RECORDED INFORMATION:
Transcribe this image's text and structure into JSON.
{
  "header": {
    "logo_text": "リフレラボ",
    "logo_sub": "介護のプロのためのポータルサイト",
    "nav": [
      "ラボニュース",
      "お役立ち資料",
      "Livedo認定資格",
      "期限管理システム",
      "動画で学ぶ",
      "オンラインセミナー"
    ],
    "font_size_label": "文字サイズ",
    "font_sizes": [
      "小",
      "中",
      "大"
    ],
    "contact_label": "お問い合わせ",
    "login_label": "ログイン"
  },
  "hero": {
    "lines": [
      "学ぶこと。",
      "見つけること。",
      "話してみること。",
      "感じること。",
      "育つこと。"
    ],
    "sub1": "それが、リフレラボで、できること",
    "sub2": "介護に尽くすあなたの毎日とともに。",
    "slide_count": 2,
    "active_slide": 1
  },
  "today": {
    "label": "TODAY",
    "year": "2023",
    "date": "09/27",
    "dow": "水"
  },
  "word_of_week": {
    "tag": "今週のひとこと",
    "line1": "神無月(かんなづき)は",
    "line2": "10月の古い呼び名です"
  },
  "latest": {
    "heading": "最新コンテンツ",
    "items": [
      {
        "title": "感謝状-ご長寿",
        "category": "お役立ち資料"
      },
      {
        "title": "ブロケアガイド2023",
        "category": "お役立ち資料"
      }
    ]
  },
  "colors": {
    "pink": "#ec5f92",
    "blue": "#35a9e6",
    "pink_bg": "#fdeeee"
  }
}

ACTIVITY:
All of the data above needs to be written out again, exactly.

REPLY TO THE TASK:
Transcribe this image's text and structure into JSON.
{
  "header": {
    "logo_text": "リフレラボ",
    "logo_sub": "介護のプロのためのポータルサイト",
    "nav": [
      "ラボニュース",
      "お役立ち資料",
      "Livedo認定資格",
      "期限管理システム",
      "動画で学ぶ",
      "オンラインセミナー"
    ],
    "font_size_label": "文字サイズ",
    "font_sizes": [
      "小",
      "中",
      "大"
    ],
    "contact_label": "お問い合わせ",
    "login_label": "ログイン"
  },
  "hero": {
    "lines": [
      "学ぶこと。",
      "見つけること。",
      "話してみること。",
      "感じること。",
      "育つこと。"
    ],
    "sub1": "それが、リフレラボで、できること",
    "sub2": "介護に尽くすあなたの毎日とともに。",
    "slide_count": 2,
    "active_slide": 1
  },
  "today": {
    "label": "TODAY",
    "year": "2023",
    "date": "09/27",
    "dow": "水"
  },
  "word_of_week": {
    "tag": "今週のひとこと",
    "line1": "神無月(かんなづき)は",
    "line2": "10月の古い呼び名です"
  },
  "latest": {
    "heading": "最新コンテンツ",
    "items": [
      {
        "title": "感謝状-ご長寿",
        "category": "お役立ち資料"
      },
      {
        "title": "ブロケアガイド2023",
        "category": "お役立ち資料"
      }
    ]
  },
  "colors": {
    "pink": "#ec5f92",
    "blue": "#35a9e6",
    "pink_bg": "#fdeeee"
  }
}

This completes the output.